Military readiness 'one of the things that keeps me awake at night,' says Canada's top soldier

Chief of Defence Staff Gen. Wayne Eyre says that while Russia's naked aggression in Ukraine has given NATO new energy, he's concerned about the Canadian Armed Forces' state of readiness if Canada is drawn into a wider war.

'The world is getting more dangerous every day and we need to be ready for it,' said Gen. Wayne Eyre

Chief of Defence Staff, Gen. Wayne Eyre, said Russian president Vladimir Putin's recklessness has made the world a much more dangerous place and the Canadian Armed forces needs to modernize. (Adrian Wyld/The Canadian Press)

Chief of Defence Staff Gen. Wayne Eyre says that while Russia's naked aggression in Ukraine has given NATO new energy, he's concerned about the Canadian Armed Forces' state of readiness if Canada is ever drawn into a wider conflict.

"That is one of the things that keeps me awake at night," Eyre said Thursday. "As we re-constitute the Force for the future, the future is here now. So how do we ensure we're ready to fight tonight?"

Speaking at a defence conference in Ottawa on Thursday, Eyre said, "the world is getting more dangerous every day and we need to be ready for it."

It's been a difficult few years for the Forces and the pandemic pushed the institution "to the limits," he said. 

'More change is on the way'

COVID-19 has exhausted members and recruitment is down. So is entry-level training, which has affected the military's readiness to respond, said Eyre. He said the military is working to fill those gaps and rebuild the force. 

"The pandemic has challenged all of us as individuals and an institution," he said. "We can't carry on like that because more change is on the way. We have to become rapidly ready."

Eyre said the military is overhauling its culture to retain talent amid a sexual misconduct crisis involving a series of senior leaders.
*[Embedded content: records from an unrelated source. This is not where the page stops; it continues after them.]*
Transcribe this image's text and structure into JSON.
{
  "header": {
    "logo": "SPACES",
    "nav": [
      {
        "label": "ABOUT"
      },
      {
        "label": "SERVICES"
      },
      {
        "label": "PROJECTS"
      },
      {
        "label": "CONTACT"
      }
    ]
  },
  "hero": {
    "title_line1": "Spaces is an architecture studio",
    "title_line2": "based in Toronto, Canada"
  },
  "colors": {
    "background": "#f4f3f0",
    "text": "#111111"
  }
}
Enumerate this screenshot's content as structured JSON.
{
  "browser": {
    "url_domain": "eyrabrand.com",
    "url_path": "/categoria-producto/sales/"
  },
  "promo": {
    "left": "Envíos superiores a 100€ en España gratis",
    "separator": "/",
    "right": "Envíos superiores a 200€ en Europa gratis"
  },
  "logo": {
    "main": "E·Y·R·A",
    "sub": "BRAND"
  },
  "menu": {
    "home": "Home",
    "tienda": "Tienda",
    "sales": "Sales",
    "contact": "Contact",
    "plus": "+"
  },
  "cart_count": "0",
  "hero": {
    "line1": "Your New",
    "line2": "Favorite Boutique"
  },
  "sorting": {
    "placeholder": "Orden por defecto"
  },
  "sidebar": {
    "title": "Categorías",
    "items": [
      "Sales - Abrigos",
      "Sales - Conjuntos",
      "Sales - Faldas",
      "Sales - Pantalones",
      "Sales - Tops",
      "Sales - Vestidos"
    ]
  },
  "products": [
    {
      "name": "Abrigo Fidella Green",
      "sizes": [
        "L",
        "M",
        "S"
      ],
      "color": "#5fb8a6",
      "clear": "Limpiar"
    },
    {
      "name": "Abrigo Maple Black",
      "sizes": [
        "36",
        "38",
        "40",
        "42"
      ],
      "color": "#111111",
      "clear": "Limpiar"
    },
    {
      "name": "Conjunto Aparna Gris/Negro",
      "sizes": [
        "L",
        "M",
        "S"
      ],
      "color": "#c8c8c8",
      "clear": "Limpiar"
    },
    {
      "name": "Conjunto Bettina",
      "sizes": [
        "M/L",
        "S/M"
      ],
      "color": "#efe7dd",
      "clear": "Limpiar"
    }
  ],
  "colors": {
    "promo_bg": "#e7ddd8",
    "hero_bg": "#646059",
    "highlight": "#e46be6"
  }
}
The Canadian Armed Forces also needs to speed up recruitment, modernize its equipment and boost training to make sure it can sustain its contribution to NATO.
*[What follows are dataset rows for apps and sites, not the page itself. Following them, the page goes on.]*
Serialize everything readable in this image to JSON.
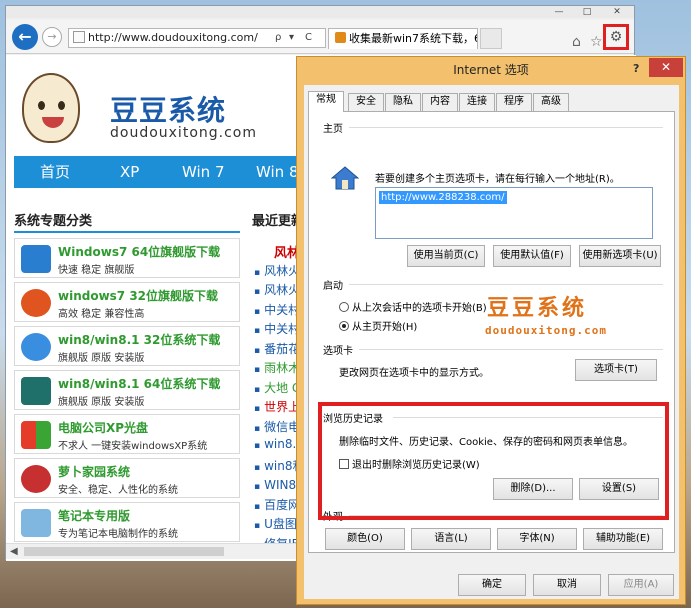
{
  "browser": {
    "window_controls": {
      "minimize": "—",
      "maximize": "□",
      "close": "✕"
    },
    "address": "http://www.doudouxitong.com/",
    "address_controls": {
      "search": "ρ",
      "dropdown": "▾",
      "refresh": "C"
    },
    "tab_title": "收集最新win7系统下载，6...",
    "icons": [
      "back-arrow-icon",
      "forward-arrow-icon",
      "home-icon",
      "star-icon",
      "gear-icon"
    ],
    "highlight_color": "#e02020"
  },
  "site": {
    "logo_text": "豆豆系统",
    "logo_sub": "doudouxitong.com",
    "nav": [
      "首页",
      "XP",
      "Win 7",
      "Win 8"
    ],
    "section_title": "系统专题分类",
    "news_title": "最近更新",
    "list": [
      {
        "title": "Windows7 64位旗舰版下载",
        "sub": "快速 稳定 旗舰版",
        "icon": "windows7-logo-icon"
      },
      {
        "title": "windows7 32位旗舰版下载",
        "sub": "高效 稳定 兼容性高",
        "icon": "firefox-logo-icon"
      },
      {
        "title": "win8/win8.1 32位系统下载",
        "sub": "旗舰版 原版 安装版",
        "icon": "windows-orb-icon"
      },
      {
        "title": "win8/win8.1 64位系统下载",
        "sub": "旗舰版 原版 安装版",
        "icon": "green-scatter-icon"
      },
      {
        "title": "电脑公司XP光盘",
        "sub": "不求人 一键安装windowsXP系统",
        "icon": "windows-xp-flag-icon"
      },
      {
        "title": "萝卜家园系统",
        "sub": "安全、稳定、人性化的系统",
        "icon": "radish-icon"
      },
      {
        "title": "笔记本专用版",
        "sub": "专为笔记本电脑制作的系统",
        "icon": "laptop-icon"
      }
    ],
    "news": [
      {
        "text": "风林",
        "color": "#cc0000",
        "bullet": false
      },
      {
        "text": "风林火",
        "color": "#1a5aa8",
        "bullet": true
      },
      {
        "text": "风林火",
        "color": "#1a5aa8",
        "bullet": true
      },
      {
        "text": "中关村",
        "color": "#1a5aa8",
        "bullet": true
      },
      {
        "text": "中关村",
        "color": "#1a5aa8",
        "bullet": true
      },
      {
        "text": "番茄花",
        "color": "#1a5aa8",
        "bullet": true
      },
      {
        "text": "雨林木",
        "color": "#2f9a2f",
        "bullet": true
      },
      {
        "text": "大地 G",
        "color": "#2f9a2f",
        "bullet": true
      },
      {
        "text": "世界上",
        "color": "#cc0000",
        "bullet": true
      },
      {
        "text": "微信电",
        "color": "#1a5aa8",
        "bullet": true
      },
      {
        "text": "win8.1",
        "color": "#1a5aa8",
        "bullet": true
      },
      {
        "text": "win8和",
        "color": "#1a5aa8",
        "bullet": true
      },
      {
        "text": "WIN8系",
        "color": "#1a5aa8",
        "bullet": true
      },
      {
        "text": "百度网",
        "color": "#1a5aa8",
        "bullet": true
      },
      {
        "text": "U盘图",
        "color": "#1a5aa8",
        "bullet": true
      },
      {
        "text": "修复IE",
        "color": "#1a5aa8",
        "bullet": true
      }
    ]
  },
  "dialog": {
    "title": "Internet 选项",
    "help": "?",
    "close": "✕",
    "tabs": [
      "常规",
      "安全",
      "隐私",
      "内容",
      "连接",
      "程序",
      "高级"
    ],
    "home": {
      "label": "主页",
      "desc": "若要创建多个主页选项卡，请在每行输入一个地址(R)。",
      "url": "http://www.288238.com/",
      "buttons": [
        "使用当前页(C)",
        "使用默认值(F)",
        "使用新选项卡(U)"
      ]
    },
    "startup": {
      "label": "启动",
      "options": [
        "从上次会话中的选项卡开始(B)",
        "从主页开始(H)"
      ],
      "selected": 1
    },
    "watermark": {
      "title": "豆豆系统",
      "sub": "doudouxitong.com"
    },
    "tabs_group": {
      "label": "选项卡",
      "desc": "更改网页在选项卡中的显示方式。",
      "button": "选项卡(T)"
    },
    "history": {
      "label": "浏览历史记录",
      "desc": "删除临时文件、历史记录、Cookie、保存的密码和网页表单信息。",
      "checkbox": "退出时删除浏览历史记录(W)",
      "checked": false,
      "delete_button": "删除(D)...",
      "settings_button": "设置(S)"
    },
    "appearance": {
      "label": "外观",
      "buttons": [
        "颜色(O)",
        "语言(L)",
        "字体(N)",
        "辅助功能(E)"
      ]
    },
    "footer": {
      "ok": "确定",
      "cancel": "取消",
      "apply": "应用(A)"
    }
  }
}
Canada has committed 120 troops to Eastern Europe

More than 500 Canadian troops are in Latvia and Canada has committed to sending to Eastern Europe an artillery battery of 120 troops, along with another frigate and an air force maritime surveillance plane. Canada has placed another 3,400 additional soldiers, sailors and aircrew on standby in case NATO calls on Ottawa for more help. 

WATCH | Trudeau extends Canada's commitment to NATO mission in Latvia:

Trudeau extends Canada’s commitment to NATO mission in Latvia

2 years ago
Duration 2:02
Prime Minister Justin Trudeau says Canada will extend the deployment of hundreds of Canadian soldiers in eastern Europe indefinitely to prevent further Russian aggression.

Defence Minister Anita Anand has said the country has the capacity to send those 3,400 military members, even with a diminished force of about 65,000 regular members and 30,000 reservists. But the government has faced questions about whether it can sustain that level of deployment. 

Eyre said the military options that he brings forward to the defence minister are based on "what we can realistically generate and put together to have a credible contribution to the alliance." 

"But this speaks to why we need to accelerate many of the things that I talked about: getting more people in, getting the projects that we have on the books through the various gateways and into the hands of our people," he said. "There's no single silver bullet for readiness."

Before the pandemic hit, the defence department estimated that roughly 80 per cent of the military could meet its operational obligations if called upon. New figures on the military's state of readiness have not been published. 

Defence chief says guarding Canada's Far North a main priority 

Eyre told the conference that another of his key concerns is protecting Canada's Far North.

While the risk of a Russian incursion into Canada's Arctic is very low at the moment, Moscow has invested greatly in its Arctic footprint in recent years.

"Take a look at what Russia has done," Eyre said. "They have re-occupied formerly abandoned Cold War bases."

A Russian solder stands guard on the Kotelny Island in Russia's Far North in 2019. Russia has made reaffirming its military presence in the Arctic a top priority. (Vladimir Isachenkov/The Associated Press)

Eyre said Russia also has instituted its own defence strategy to prevent adversaries from occupying its northern territory by land, sea or air — a strategy based on what China has done in the South China Sea. 

"So they have already gone there," he said. "What lessons can we learn about what capabilities they have put in the North?"

The population density and infrastructure in Canada's Arctic are very low, Eyre said, and Canada needs to be able to project force there to act as a deterrence to Russian forces.


Ashley Burke

Senior reporter

Ashley Burke is a senior reporter with the CBC's Parliamentary Bureau in Ottawa who focuses on enterprise journalism for television, radio and digital platforms. She was recognized with the Charles Lynch Award and was a finalist for the Michener Award for her exclusive reporting on the toxic workplace at Rideau Hall. She has also uncovered rampant allegations of sexual misconduct in the Canadian military involving senior leaders. You can reach her confidentially by email: ashley.burke@cbc.ca or https://www.cbc.ca/securedrop/

With files from Murray Brewster & Canadian Press